The sources have indicated that thousands of small-scale vendors selling less than $10 million per year will no longer get bulk wholesale orders directly from Amazon, though this will vary by category. Other signs that a purge of small suppliers may be coming include reports that many vendor manager positions at the company remain unfulfilled and that the company failed to renegotiate annual terms with small suppliers this spring as it had traditionally done in years past.

According to an emailed statement from an Amazon spokeswoman, however, rumors that a massive purge of small vendors is coming are unfounded.

“We review our selling partner relationships on an individual basis as part of our normal course of business, and any speculation of a large scale reduction of vendors is incorrect,” the spokeswoman stated.

Easyship’s Take: Though reports of this development are denied by Amazon, if indeed implemented by the eCommerce titan, it could have wide-reaching effects on small vendors who use the online marketplace to sell goods.

If realized, small suppliers who’ve found success by selling in bulk to Amazon will have to adapt to survive through new selling strategies, specifically by selling directly to consumers and using other online marketplaces such as Etsy and eBay.

Ultimately, as no formal announcement by Amazon has been made yet, online merchants will need to pay close attention to the news for any official announcements by the company regarding its policy towards small-scale vendors.

DHL Africa eShop Expands to 20 Countries

TechCrunch reports that DHL is expanding DHL Africa eShop, its eCommerce market for Africa offering access to more than 200 U.S. and UK retailers, to nine new countries, bringing the total number of nations the online shopping hub is available in to 20.

The eCommerce marketplace’s app went live in April 2019 while the recent expansion comes just a month after it’s main competitor, Jumia, went public.

Easyship’s Take: The expansion of DHL Africa eShop is the latest signal of Africa’s ascent in the global eCommerce market.

While DHL’s online marketplace offers products from large retailers based in the U.S. and UK only, smaller online merchants from around the world would be wise to explore cross-border selling opportunities across the continent.

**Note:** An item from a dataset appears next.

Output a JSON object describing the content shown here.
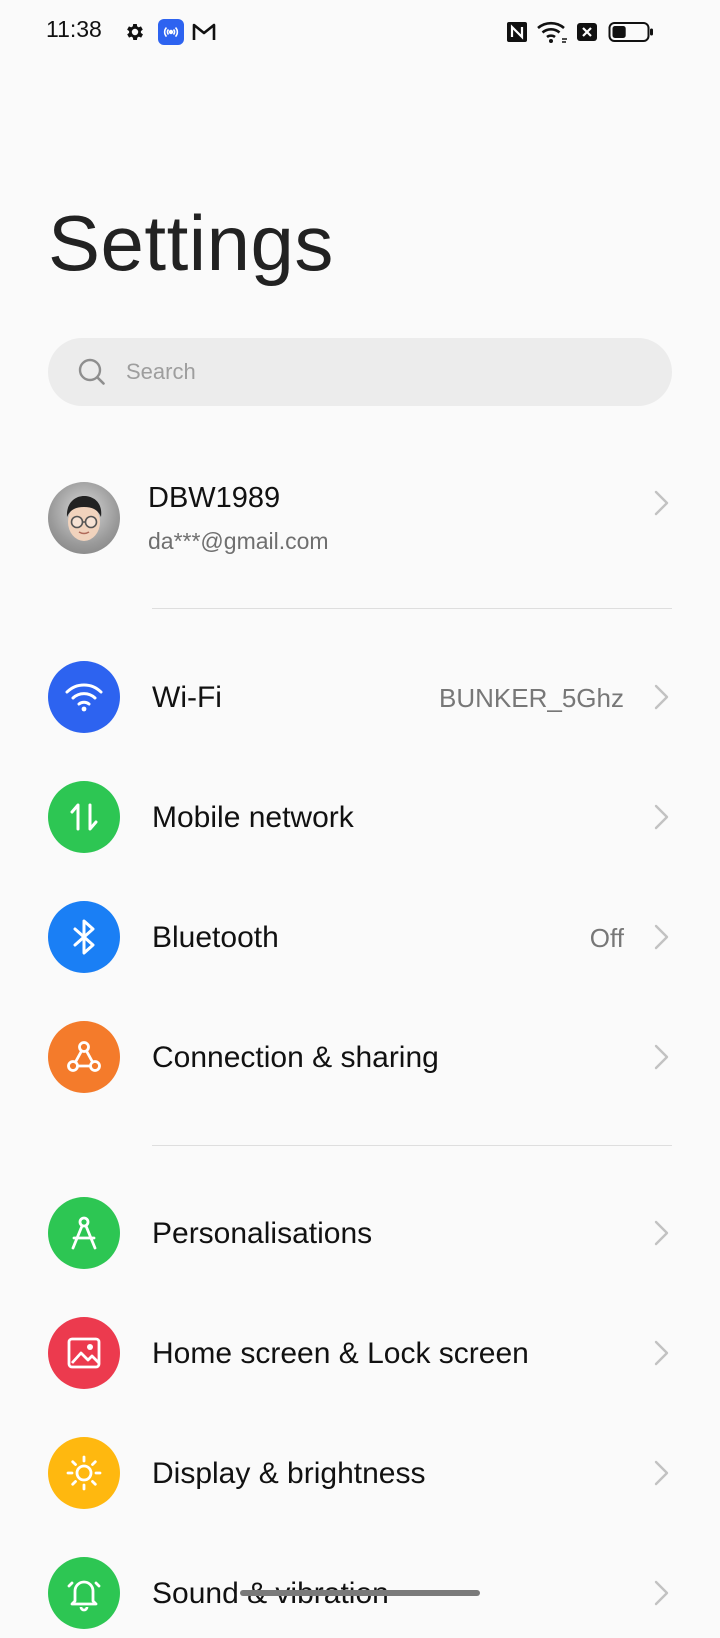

A January 2019 report from McKinsey & Company revealed that the continent boasts 400 million Internet users and a robust eCommerce market, making it a prime opportunity for cross-border eCommerce.

U.S.-China Trade War Clouds the Future of U.S. Ocean, Surface Freight

Per JOC.com, the ongoing trade war between the U.S. and China is expected to not only raise prices for consumers, but also impact U.S. ocean and surface freight by likely reducing volume.

“Higher U.S. tariffs and Chinese retaliation will directly hurt growth in the economies of the two antagonists. This, along with disruptions in supply chains, will drag down growth in the emerging world,” said Nariman Behravesh, chief economist at IHS Markit, the parent company of JOC.

U.S. intermodal and truck freight volumes had already been declining before the trade war between the U.S. and China heated up starting in May 2019 after U.S. President Donald Trump raised tariffs from 10 to 25 percent on $200 billion worth of Chinese imports, causing China to retaliate with tariffs of its own. Both ocean and surface freight volumes are expected to decline further since the enactment of the new tariffs.

Easyship’s Take: Online merchants, especially those engaged in considerable bilateral trade between the U.S. and Chinese markets, need to pay close attention to the developments in the ongoing trade war between the U.S. and China.

To negate the effects of the trade war on their bottom lines, eCommerce businesses should consider building the increased costs from the newly-implemented tariffs into their product prices for goods sold between the U.S. and China, avoid selling products in categories targeted by the tariffs and even consider fulfilling orders from Hong Kong to avoid the tariffs.

Ultimately, online merchants should be cautious, watch for trade war news updates closely and take proactive steps to shield their businesses from the impact of the ongoing trade war between the U.S. and China.